Sinophone literature, a term coined by Shu-mei Shih in 2004, denotes Sinitic-language literature written “on the margins of China and Chineseness.” As an emerging field of inquiry, the Sinophone provides a conceptual alternative to the paradigm of China-based national literary studies; as an organizing category, the Sinophone evinces the plurality of cultural identities, linguistic practices, and ethnicities of Sinitic-language communities around the world. It also crystallizes discussions—the destabilization of Chineseness in the era of transnationalization and the reflections on the hegemony of China and Sinocentric discourses—that have penetrated the field of Chinese studies since the 1990s.

One may immediately recognize the affinity between the Sinophone and ideas of Francophone or Anglophone studies, all of which, theoretically indebted to postcolonialism, propose a reconceptualization of center and periphery, empire and colony, imperialism and the colonial language. Yet the Sinophone is not a simple derivative from the Francophone or the Anglophone, but represents a more intriguing dynamic between geographical entities and linguistic practices that may complicate and complement the existing postcolonial articulations.
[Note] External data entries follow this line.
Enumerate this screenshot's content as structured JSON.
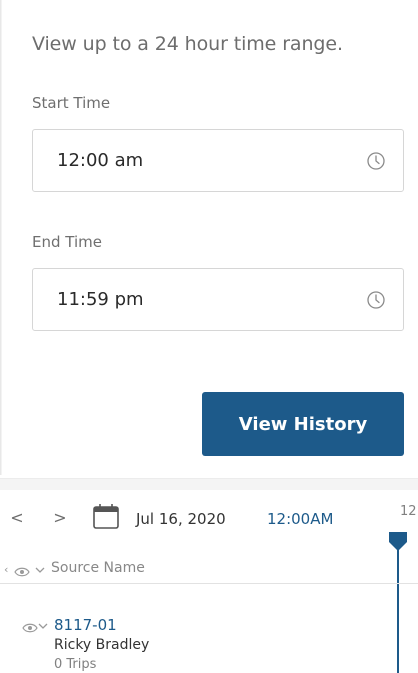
{
  "time_range": {
    "description": "View up to a 24 hour time range.",
    "start_label": "Start Time",
    "start_value": "12:00 am",
    "end_label": "End Time",
    "end_value": "11:59 pm",
    "view_history_label": "View History"
  },
  "timeline": {
    "prev_glyph": "<",
    "next_glyph": ">",
    "date": "Jul 16, 2020",
    "time": "12:00AM",
    "hour_tick": "12",
    "column_header": "Source Name",
    "rows": [
      {
        "source_id": "8117-01",
        "driver": "Ricky Bradley",
        "trips": "0 Trips"
      }
    ]
  },
  "colors": {
    "accent": "#1d5a8a",
    "text_muted": "#6d6d6d",
    "border": "#d6d6d6"
  },
  "icons": [
    "clock-icon",
    "calendar-icon",
    "eye-icon",
    "chevron-down-icon",
    "time-marker-icon"
  ]
}
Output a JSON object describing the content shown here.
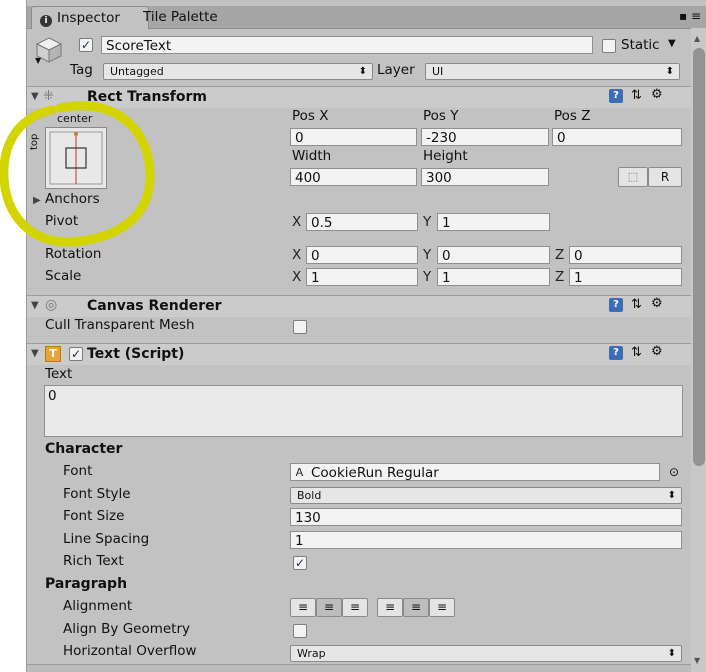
{
  "tabs": {
    "inspector": "Inspector",
    "tile_palette": "Tile Palette"
  },
  "object": {
    "name": "ScoreText",
    "active": true,
    "static_label": "Static",
    "tag_label": "Tag",
    "tag_value": "Untagged",
    "layer_label": "Layer",
    "layer_value": "UI"
  },
  "rect_transform": {
    "title": "Rect Transform",
    "anchor_preset_h": "center",
    "anchor_preset_v": "top",
    "pos_x_label": "Pos X",
    "pos_y_label": "Pos Y",
    "pos_z_label": "Pos Z",
    "pos_x": "0",
    "pos_y": "-230",
    "pos_z": "0",
    "width_label": "Width",
    "height_label": "Height",
    "width": "400",
    "height": "300",
    "raw_button": "R",
    "anchors_label": "Anchors",
    "pivot_label": "Pivot",
    "pivot_x": "0.5",
    "pivot_y": "1",
    "rotation_label": "Rotation",
    "rot_x": "0",
    "rot_y": "0",
    "rot_z": "0",
    "scale_label": "Scale",
    "scale_x": "1",
    "scale_y": "1",
    "scale_z": "1",
    "axis_x": "X",
    "axis_y": "Y",
    "axis_z": "Z"
  },
  "canvas_renderer": {
    "title": "Canvas Renderer",
    "cull_label": "Cull Transparent Mesh",
    "cull_checked": false
  },
  "text_script": {
    "title": "Text (Script)",
    "text_label": "Text",
    "text_value": "0",
    "character_label": "Character",
    "font_label": "Font",
    "font_value": "CookieRun Regular",
    "font_style_label": "Font Style",
    "font_style_value": "Bold",
    "font_size_label": "Font Size",
    "font_size_value": "130",
    "line_spacing_label": "Line Spacing",
    "line_spacing_value": "1",
    "rich_text_label": "Rich Text",
    "rich_text_checked": true,
    "paragraph_label": "Paragraph",
    "alignment_label": "Alignment",
    "align_by_geometry_label": "Align By Geometry",
    "align_by_geometry_checked": false,
    "horizontal_overflow_label": "Horizontal Overflow",
    "horizontal_overflow_value": "Wrap"
  },
  "colors": {
    "panel_bg": "#c2c2c2",
    "highlight_circle": "#d4d400",
    "help_icon": "#3c6db5"
  }
}
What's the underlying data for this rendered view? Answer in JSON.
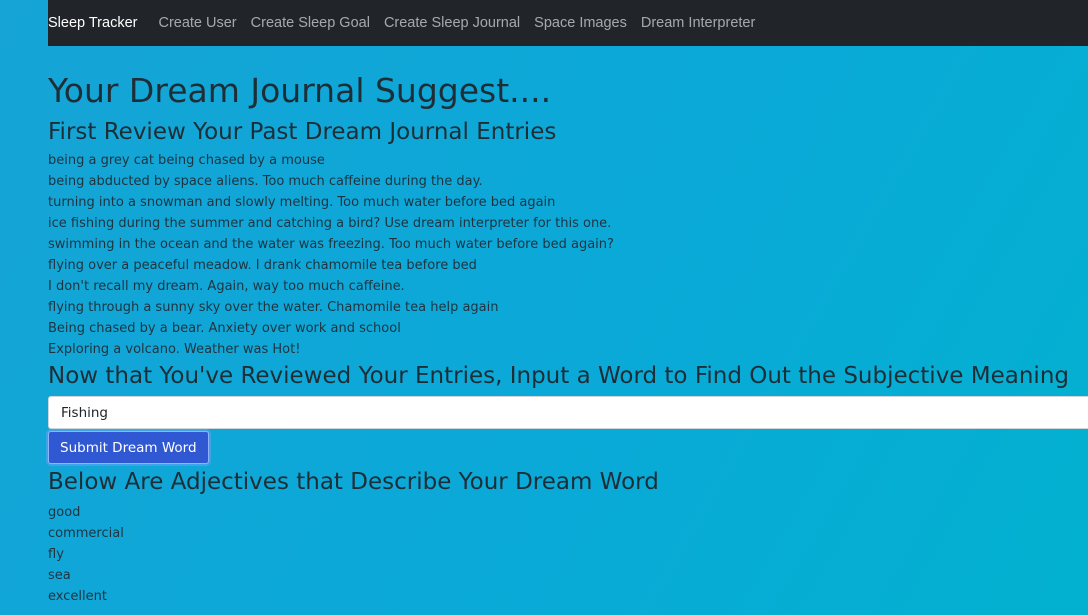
{
  "nav": {
    "brand": "Sleep Tracker",
    "links": [
      "Create User",
      "Create Sleep Goal",
      "Create Sleep Journal",
      "Space Images",
      "Dream Interpreter"
    ]
  },
  "main": {
    "title": "Your Dream Journal Suggest....",
    "review_heading": "First Review Your Past Dream Journal Entries",
    "entries": [
      "being a grey cat being chased by a mouse",
      "being abducted by space aliens. Too much caffeine during the day.",
      "turning into a snowman and slowly melting. Too much water before bed again",
      "ice fishing during the summer and catching a bird? Use dream interpreter for this one.",
      "swimming in the ocean and the water was freezing. Too much water before bed again?",
      "flying over a peaceful meadow. I drank chamomile tea before bed",
      "I don't recall my dream. Again, way too much caffeine.",
      "flying through a sunny sky over the water. Chamomile tea help again",
      "Being chased by a bear. Anxiety over work and school",
      "Exploring a volcano. Weather was Hot!"
    ],
    "input_heading": "Now that You've Reviewed Your Entries, Input a Word to Find Out the Subjective Meaning",
    "input_value": "Fishing",
    "submit_label": "Submit Dream Word",
    "adjectives_heading": "Below Are Adjectives that Describe Your Dream Word",
    "adjectives": [
      "good",
      "commercial",
      "fly",
      "sea",
      "excellent"
    ]
  },
  "colors": {
    "navbar": "#212529",
    "background_start": "#16a4d6",
    "background_end": "#02b1cf",
    "button": "#2f58d2"
  }
}
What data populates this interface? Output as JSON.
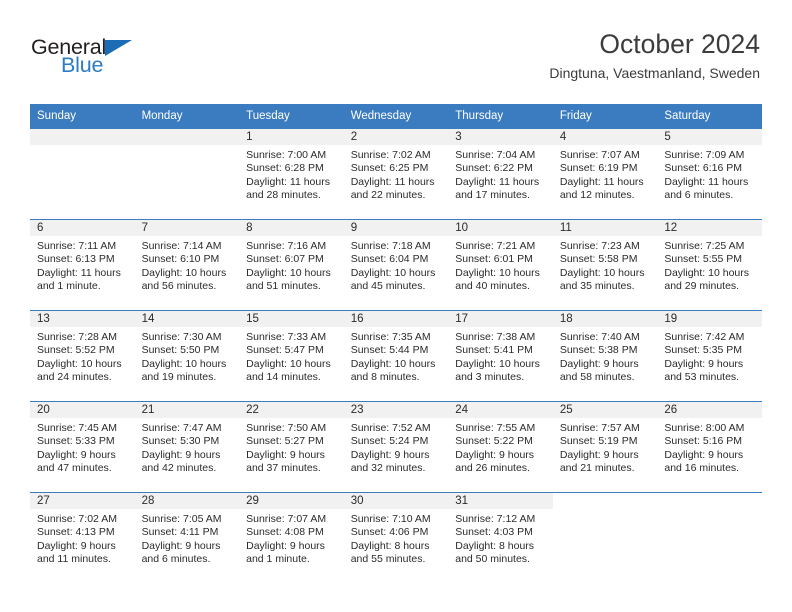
{
  "brand": {
    "name_top": "General",
    "name_bottom": "Blue",
    "triangle_color": "#1b6cb5",
    "text_color": "#231f20",
    "blue_color": "#2b7cc4"
  },
  "header": {
    "title": "October 2024",
    "subtitle": "Dingtuna, Vaestmanland, Sweden"
  },
  "theme": {
    "header_blue": "#3b7cc0",
    "day_band_gray": "#f1f1f1",
    "text": "#2b2b2b"
  },
  "weekday_headers": [
    "Sunday",
    "Monday",
    "Tuesday",
    "Wednesday",
    "Thursday",
    "Friday",
    "Saturday"
  ],
  "labels": {
    "sunrise": "Sunrise:",
    "sunset": "Sunset:",
    "daylight": "Daylight:"
  },
  "weeks": [
    [
      {
        "day": "",
        "blank": true,
        "sunrise": "",
        "sunset": "",
        "daylight_line1": "",
        "daylight_line2": ""
      },
      {
        "day": "",
        "blank": true,
        "sunrise": "",
        "sunset": "",
        "daylight_line1": "",
        "daylight_line2": ""
      },
      {
        "day": "1",
        "sunrise": "Sunrise: 7:00 AM",
        "sunset": "Sunset: 6:28 PM",
        "daylight_line1": "Daylight: 11 hours",
        "daylight_line2": "and 28 minutes."
      },
      {
        "day": "2",
        "sunrise": "Sunrise: 7:02 AM",
        "sunset": "Sunset: 6:25 PM",
        "daylight_line1": "Daylight: 11 hours",
        "daylight_line2": "and 22 minutes."
      },
      {
        "day": "3",
        "sunrise": "Sunrise: 7:04 AM",
        "sunset": "Sunset: 6:22 PM",
        "daylight_line1": "Daylight: 11 hours",
        "daylight_line2": "and 17 minutes."
      },
      {
        "day": "4",
        "sunrise": "Sunrise: 7:07 AM",
        "sunset": "Sunset: 6:19 PM",
        "daylight_line1": "Daylight: 11 hours",
        "daylight_line2": "and 12 minutes."
      },
      {
        "day": "5",
        "sunrise": "Sunrise: 7:09 AM",
        "sunset": "Sunset: 6:16 PM",
        "daylight_line1": "Daylight: 11 hours",
        "daylight_line2": "and 6 minutes."
      }
    ],
    [
      {
        "day": "6",
        "sunrise": "Sunrise: 7:11 AM",
        "sunset": "Sunset: 6:13 PM",
        "daylight_line1": "Daylight: 11 hours",
        "daylight_line2": "and 1 minute."
      },
      {
        "day": "7",
        "sunrise": "Sunrise: 7:14 AM",
        "sunset": "Sunset: 6:10 PM",
        "daylight_line1": "Daylight: 10 hours",
        "daylight_line2": "and 56 minutes."
      },
      {
        "day": "8",
        "sunrise": "Sunrise: 7:16 AM",
        "sunset": "Sunset: 6:07 PM",
        "daylight_line1": "Daylight: 10 hours",
        "daylight_line2": "and 51 minutes."
      },
      {
        "day": "9",
        "sunrise": "Sunrise: 7:18 AM",
        "sunset": "Sunset: 6:04 PM",
        "daylight_line1": "Daylight: 10 hours",
        "daylight_line2": "and 45 minutes."
      },
      {
        "day": "10",
        "sunrise": "Sunrise: 7:21 AM",
        "sunset": "Sunset: 6:01 PM",
        "daylight_line1": "Daylight: 10 hours",
        "daylight_line2": "and 40 minutes."
      },
      {
        "day": "11",
        "sunrise": "Sunrise: 7:23 AM",
        "sunset": "Sunset: 5:58 PM",
        "daylight_line1": "Daylight: 10 hours",
        "daylight_line2": "and 35 minutes."
      },
      {
        "day": "12",
        "sunrise": "Sunrise: 7:25 AM",
        "sunset": "Sunset: 5:55 PM",
        "daylight_line1": "Daylight: 10 hours",
        "daylight_line2": "and 29 minutes."
      }
    ],
    [
      {
        "day": "13",
        "sunrise": "Sunrise: 7:28 AM",
        "sunset": "Sunset: 5:52 PM",
        "daylight_line1": "Daylight: 10 hours",
        "daylight_line2": "and 24 minutes."
      },
      {
        "day": "14",
        "sunrise": "Sunrise: 7:30 AM",
        "sunset": "Sunset: 5:50 PM",
        "daylight_line1": "Daylight: 10 hours",
        "daylight_line2": "and 19 minutes."
      },
      {
        "day": "15",
        "sunrise": "Sunrise: 7:33 AM",
        "sunset": "Sunset: 5:47 PM",
        "daylight_line1": "Daylight: 10 hours",
        "daylight_line2": "and 14 minutes."
      },
      {
        "day": "16",
        "sunrise": "Sunrise: 7:35 AM",
        "sunset": "Sunset: 5:44 PM",
        "daylight_line1": "Daylight: 10 hours",
        "daylight_line2": "and 8 minutes."
      },
      {
        "day": "17",
        "sunrise": "Sunrise: 7:38 AM",
        "sunset": "Sunset: 5:41 PM",
        "daylight_line1": "Daylight: 10 hours",
        "daylight_line2": "and 3 minutes."
      },
      {
        "day": "18",
        "sunrise": "Sunrise: 7:40 AM",
        "sunset": "Sunset: 5:38 PM",
        "daylight_line1": "Daylight: 9 hours",
        "daylight_line2": "and 58 minutes."
      },
      {
        "day": "19",
        "sunrise": "Sunrise: 7:42 AM",
        "sunset": "Sunset: 5:35 PM",
        "daylight_line1": "Daylight: 9 hours",
        "daylight_line2": "and 53 minutes."
      }
    ],
    [
      {
        "day": "20",
        "sunrise": "Sunrise: 7:45 AM",
        "sunset": "Sunset: 5:33 PM",
        "daylight_line1": "Daylight: 9 hours",
        "daylight_line2": "and 47 minutes."
      },
      {
        "day": "21",
        "sunrise": "Sunrise: 7:47 AM",
        "sunset": "Sunset: 5:30 PM",
        "daylight_line1": "Daylight: 9 hours",
        "daylight_line2": "and 42 minutes."
      },
      {
        "day": "22",
        "sunrise": "Sunrise: 7:50 AM",
        "sunset": "Sunset: 5:27 PM",
        "daylight_line1": "Daylight: 9 hours",
        "daylight_line2": "and 37 minutes."
      },
      {
        "day": "23",
        "sunrise": "Sunrise: 7:52 AM",
        "sunset": "Sunset: 5:24 PM",
        "daylight_line1": "Daylight: 9 hours",
        "daylight_line2": "and 32 minutes."
      },
      {
        "day": "24",
        "sunrise": "Sunrise: 7:55 AM",
        "sunset": "Sunset: 5:22 PM",
        "daylight_line1": "Daylight: 9 hours",
        "daylight_line2": "and 26 minutes."
      },
      {
        "day": "25",
        "sunrise": "Sunrise: 7:57 AM",
        "sunset": "Sunset: 5:19 PM",
        "daylight_line1": "Daylight: 9 hours",
        "daylight_line2": "and 21 minutes."
      },
      {
        "day": "26",
        "sunrise": "Sunrise: 8:00 AM",
        "sunset": "Sunset: 5:16 PM",
        "daylight_line1": "Daylight: 9 hours",
        "daylight_line2": "and 16 minutes."
      }
    ],
    [
      {
        "day": "27",
        "sunrise": "Sunrise: 7:02 AM",
        "sunset": "Sunset: 4:13 PM",
        "daylight_line1": "Daylight: 9 hours",
        "daylight_line2": "and 11 minutes."
      },
      {
        "day": "28",
        "sunrise": "Sunrise: 7:05 AM",
        "sunset": "Sunset: 4:11 PM",
        "daylight_line1": "Daylight: 9 hours",
        "daylight_line2": "and 6 minutes."
      },
      {
        "day": "29",
        "sunrise": "Sunrise: 7:07 AM",
        "sunset": "Sunset: 4:08 PM",
        "daylight_line1": "Daylight: 9 hours",
        "daylight_line2": "and 1 minute."
      },
      {
        "day": "30",
        "sunrise": "Sunrise: 7:10 AM",
        "sunset": "Sunset: 4:06 PM",
        "daylight_line1": "Daylight: 8 hours",
        "daylight_line2": "and 55 minutes."
      },
      {
        "day": "31",
        "sunrise": "Sunrise: 7:12 AM",
        "sunset": "Sunset: 4:03 PM",
        "daylight_line1": "Daylight: 8 hours",
        "daylight_line2": "and 50 minutes."
      },
      {
        "day": "",
        "blank": true,
        "sunrise": "",
        "sunset": "",
        "daylight_line1": "",
        "daylight_line2": ""
      },
      {
        "day": "",
        "blank": true,
        "sunrise": "",
        "sunset": "",
        "daylight_line1": "",
        "daylight_line2": ""
      }
    ]
  ]
}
Drawing from recent historiography on Qing China (1641-1911), Shu-mei Shih identifies Qing China as an empire—not the mere victim of Western imperialism—that manifests distinctive forms of colonialism: continental, internal and settler colonialisms. However, it remains much disputed whether the modern empire-colony relationship would be an effective explanatory model for the complex historical interactions between China and Sinophone locales since the pre-modern age and whether Chinese would qualify as a colonial language, as the decision to preserve Sinitic languages as well as the Chinese literary traditions in overseas communities is often made by choice rather than by force.

As the idea of the Sinophone rejects a monolithic representation of Chineseness, similarly the concept of the Sinophone defies a uniform definition. Distinctive articulations are constantly evolving under the same name of Sinophone, demonstrating contending ideologies and politics of culture and identity that endeavor to construct, deconstruct or reconstruct Chineseness at a time when China stages itself as a world power.

For Shu-mei Shih, the creator of the Sinophone, the imperative for the coinage of the term is to confront the hegemony and homogeneity of Chineseness and the marginalization of cultural productions outside China. In spite of the constant call to return to the ancestral land or claims of China-centrism, Shih takes a resistant position in search of local identities, urging the Sinophone population to live “as a political subject within a particular geopolitical place in a specific time with deep local commitments.” Shih strategically excludes Chinese literature produced in China from the world map of the Sinophone, demonstrating that the center is continuously threatened to become the new margin.

A more inclusive definition of the Sinophone as “Sinitic-language speaking” would include literary productions from China and thus piece together a global picture of the Sinophone. Despite the differences, both the inclusive and the exclusive perspectives subvert “the hegemonic focus of a ‘national’ Chinese literature” but aspire to a reconfiguration of it. For David Wang and Jing Tsu, the Sinophone is less a choice of localization as opposed to Sinicization than the removal of disciplinary and geographical boundaries, on the premise of which Sinophone studies would be able to engage in inter-disciplinary and transnational dialogues:

Looking at Sinophone writing as an interaction between the production of literatures and moving agents, one might subject the narrative of customary disciplinary divides and national literary histories to similar shifts. More important than the coinage of new terms is the creation of new dialogues among the fields of area studies, Asian American studies, and ethnic studies.

Works Cited:

Shih, Shu-mei. “Against Diaspora.” Sinophone Studies: A Critical Reader. Ed. Shu-mei Shih, Chien-hsin Tsai, and Brian Bernards. New York: Columbia University Press, 2013. Print.

---. “Global Literature and the Technologies of Recognition.” PMLA 119.1 (2004): 16–30.

---. “The Concept of the Sinophone.” PMLA 126.3 (2011): 709–718.

 Tsu, Jing, and David Der-wei Wang, eds. Global Chinese Literature: Critical Essays. Leiden, The Netherlands ; Boston: Brill, 2010. Print.